What’s the upshot? Even with attractive incentives and an engaging user experience, offering new and diverse channels for engagement is essential for maintaining an active and loyal member base. In addition to virtual programming and digital communication, this also includes on-site opportunities for engagement that include immersive sensory experiences, gamified interactive exhibits, live social and cultural events, and even digital surveys or other audience feedback mechanisms that collect and leverage visitor data. According to Sigma Data Insights, member renewal rates are not only positively correlated with the number of times a member visits, but also with their level of engagement on-site.

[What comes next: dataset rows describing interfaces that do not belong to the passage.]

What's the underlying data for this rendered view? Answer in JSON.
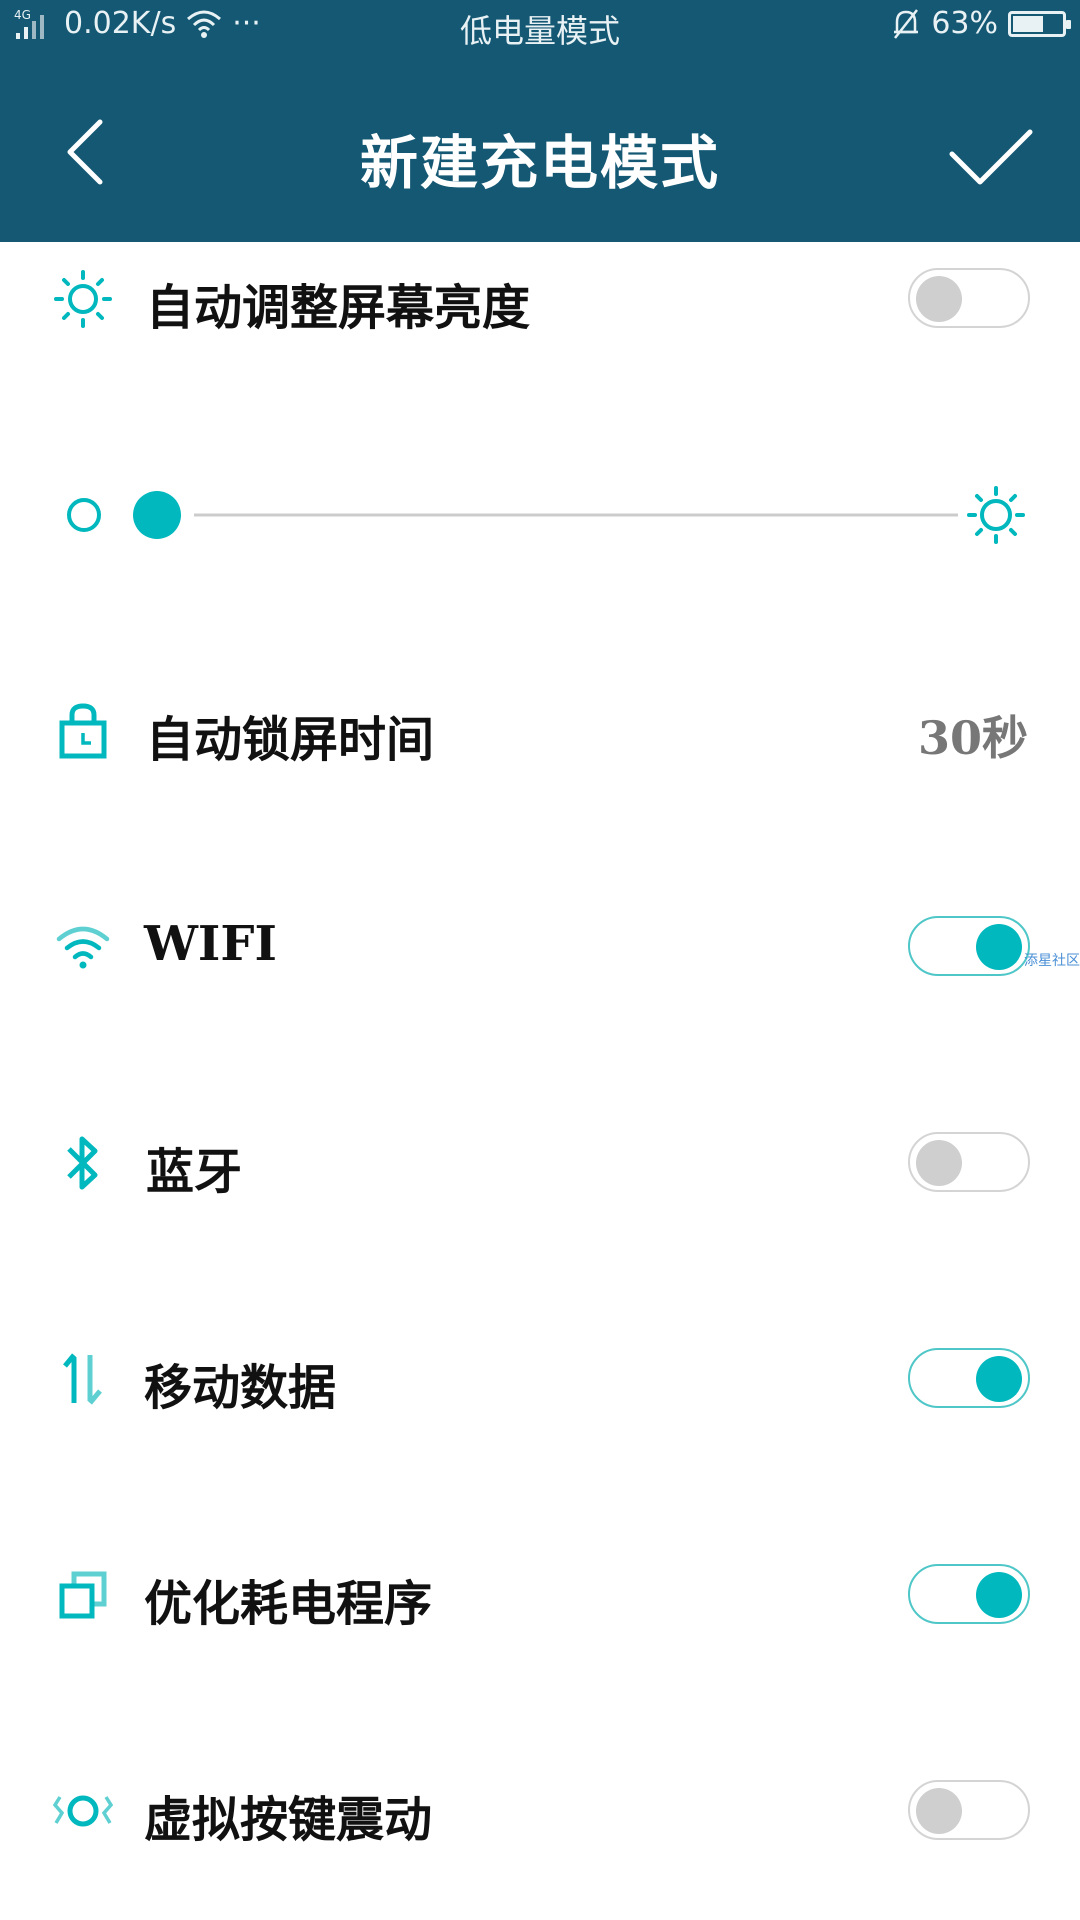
{
  "status_bar": {
    "network": "4G",
    "speed": "0.02K/s",
    "more": "···",
    "center_text": "低电量模式",
    "battery_percent": "63%",
    "battery_level": 0.63
  },
  "header": {
    "title": "新建充电模式",
    "back_icon": "chevron-left-icon",
    "confirm_icon": "checkmark-icon"
  },
  "settings": {
    "auto_brightness": {
      "label": "自动调整屏幕亮度",
      "enabled": false,
      "icon": "sun-icon"
    },
    "brightness_slider": {
      "level": 0.0,
      "min_icon": "dim-circle-icon",
      "max_icon": "sun-icon"
    },
    "auto_lock": {
      "label": "自动锁屏时间",
      "value": "30秒",
      "icon": "lock-icon"
    },
    "wifi": {
      "label": "WIFI",
      "enabled": true,
      "icon": "wifi-icon"
    },
    "bluetooth": {
      "label": "蓝牙",
      "enabled": false,
      "icon": "bluetooth-icon"
    },
    "mobile_data": {
      "label": "移动数据",
      "enabled": true,
      "icon": "data-arrows-icon"
    },
    "optimize_apps": {
      "label": "优化耗电程序",
      "enabled": true,
      "icon": "apps-stack-icon"
    },
    "key_vibration": {
      "label": "虚拟按键震动",
      "enabled": false,
      "icon": "vibration-icon"
    }
  },
  "watermark": "添星社区",
  "colors": {
    "header_bg": "#145873",
    "accent": "#00b8bd",
    "toggle_off_knob": "#cfcfcf"
  }
}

The arts and culture sector has faced a multitude of challenges over the past few years, but by diversifying outreach and communication channels and investing in enhanced digital programming and innovation, museums can drive growth, engagement, and retention. With the right member insights, museums and cultural organizations can deepen constituent relationships, turn visitors into lifelong members and advocates, and continue to provide cultural value to new and returning audiences for years to come.
The State of Virtual & Hybrid Programs at Cultural Organizations: Volume 1—The Future of the Visitor Experience
The State of Virtual & Hybrid Programs at Cultural Organizations: Volume 2—Virtual and Hybrid Programs
Culture Track: Culture + Community in a Time of Transformation (Wave 2)